§ Entries from a dataset of interfaces:
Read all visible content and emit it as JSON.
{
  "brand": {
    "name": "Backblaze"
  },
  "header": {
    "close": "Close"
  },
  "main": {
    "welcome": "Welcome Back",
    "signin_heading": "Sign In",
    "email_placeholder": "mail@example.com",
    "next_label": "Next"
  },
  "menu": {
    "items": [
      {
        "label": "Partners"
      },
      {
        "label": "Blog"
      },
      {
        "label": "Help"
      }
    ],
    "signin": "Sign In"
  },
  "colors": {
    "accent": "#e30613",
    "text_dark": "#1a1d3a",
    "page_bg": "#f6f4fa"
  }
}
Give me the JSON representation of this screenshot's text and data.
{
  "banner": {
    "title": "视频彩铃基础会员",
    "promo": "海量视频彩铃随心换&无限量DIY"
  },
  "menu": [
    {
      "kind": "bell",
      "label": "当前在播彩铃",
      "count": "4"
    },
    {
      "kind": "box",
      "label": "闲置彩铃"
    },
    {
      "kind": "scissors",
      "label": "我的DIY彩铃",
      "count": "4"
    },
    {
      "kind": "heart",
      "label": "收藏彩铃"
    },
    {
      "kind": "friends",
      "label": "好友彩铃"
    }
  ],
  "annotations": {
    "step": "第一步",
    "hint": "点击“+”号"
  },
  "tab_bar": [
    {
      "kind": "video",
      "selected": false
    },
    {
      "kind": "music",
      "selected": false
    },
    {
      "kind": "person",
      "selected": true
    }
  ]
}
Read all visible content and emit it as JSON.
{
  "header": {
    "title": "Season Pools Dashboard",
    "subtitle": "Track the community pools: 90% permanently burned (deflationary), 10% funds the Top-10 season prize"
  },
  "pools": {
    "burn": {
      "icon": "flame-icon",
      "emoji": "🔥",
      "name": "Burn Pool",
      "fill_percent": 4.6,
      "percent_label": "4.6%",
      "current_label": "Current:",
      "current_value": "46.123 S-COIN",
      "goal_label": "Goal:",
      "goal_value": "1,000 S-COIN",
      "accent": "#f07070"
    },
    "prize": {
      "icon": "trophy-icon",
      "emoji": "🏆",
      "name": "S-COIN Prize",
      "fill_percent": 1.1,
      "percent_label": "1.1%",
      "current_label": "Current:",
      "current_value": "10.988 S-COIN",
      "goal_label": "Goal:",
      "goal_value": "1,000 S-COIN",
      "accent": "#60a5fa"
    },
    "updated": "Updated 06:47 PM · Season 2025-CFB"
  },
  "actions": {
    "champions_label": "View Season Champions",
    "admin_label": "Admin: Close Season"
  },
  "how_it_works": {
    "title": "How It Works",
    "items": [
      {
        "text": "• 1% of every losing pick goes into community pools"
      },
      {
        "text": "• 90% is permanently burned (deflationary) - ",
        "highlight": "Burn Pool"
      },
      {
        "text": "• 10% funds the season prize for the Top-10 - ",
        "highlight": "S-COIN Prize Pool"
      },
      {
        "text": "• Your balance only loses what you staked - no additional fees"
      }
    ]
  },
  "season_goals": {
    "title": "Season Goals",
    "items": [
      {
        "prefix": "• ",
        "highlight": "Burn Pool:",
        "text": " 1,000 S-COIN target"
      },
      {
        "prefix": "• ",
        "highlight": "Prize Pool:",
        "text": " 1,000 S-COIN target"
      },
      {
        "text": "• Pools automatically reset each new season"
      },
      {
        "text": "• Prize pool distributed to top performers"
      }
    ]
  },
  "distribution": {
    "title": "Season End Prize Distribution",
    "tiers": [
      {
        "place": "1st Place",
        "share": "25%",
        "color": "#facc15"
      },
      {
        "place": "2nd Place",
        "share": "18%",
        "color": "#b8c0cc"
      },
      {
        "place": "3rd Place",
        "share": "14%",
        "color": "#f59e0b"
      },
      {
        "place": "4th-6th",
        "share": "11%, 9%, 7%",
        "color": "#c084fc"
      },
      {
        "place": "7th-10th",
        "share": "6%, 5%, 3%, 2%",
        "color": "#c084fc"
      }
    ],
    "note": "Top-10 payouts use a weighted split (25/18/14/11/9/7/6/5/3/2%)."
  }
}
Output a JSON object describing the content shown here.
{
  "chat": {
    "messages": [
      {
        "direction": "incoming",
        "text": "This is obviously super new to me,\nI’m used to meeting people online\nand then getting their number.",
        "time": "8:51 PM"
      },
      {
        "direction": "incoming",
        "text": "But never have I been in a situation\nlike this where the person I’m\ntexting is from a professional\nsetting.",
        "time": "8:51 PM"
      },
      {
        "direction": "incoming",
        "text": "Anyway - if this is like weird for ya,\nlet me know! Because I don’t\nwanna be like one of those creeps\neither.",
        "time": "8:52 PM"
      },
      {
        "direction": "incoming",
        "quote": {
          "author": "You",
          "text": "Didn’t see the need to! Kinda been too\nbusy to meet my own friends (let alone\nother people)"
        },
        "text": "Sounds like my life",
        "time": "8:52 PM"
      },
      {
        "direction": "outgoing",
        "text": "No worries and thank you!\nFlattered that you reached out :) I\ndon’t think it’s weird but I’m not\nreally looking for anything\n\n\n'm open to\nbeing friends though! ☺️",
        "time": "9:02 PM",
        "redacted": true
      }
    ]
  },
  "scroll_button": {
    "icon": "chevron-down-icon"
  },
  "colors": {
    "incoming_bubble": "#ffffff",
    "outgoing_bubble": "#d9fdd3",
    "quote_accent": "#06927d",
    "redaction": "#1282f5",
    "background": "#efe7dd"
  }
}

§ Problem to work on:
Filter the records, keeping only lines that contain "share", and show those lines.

§ Result:
        "share": "25%",
        "share": "18%",
        "share": "14%",
        "share": "11%, 9%, 7%",
        "share": "6%, 5%, 3%, 2%",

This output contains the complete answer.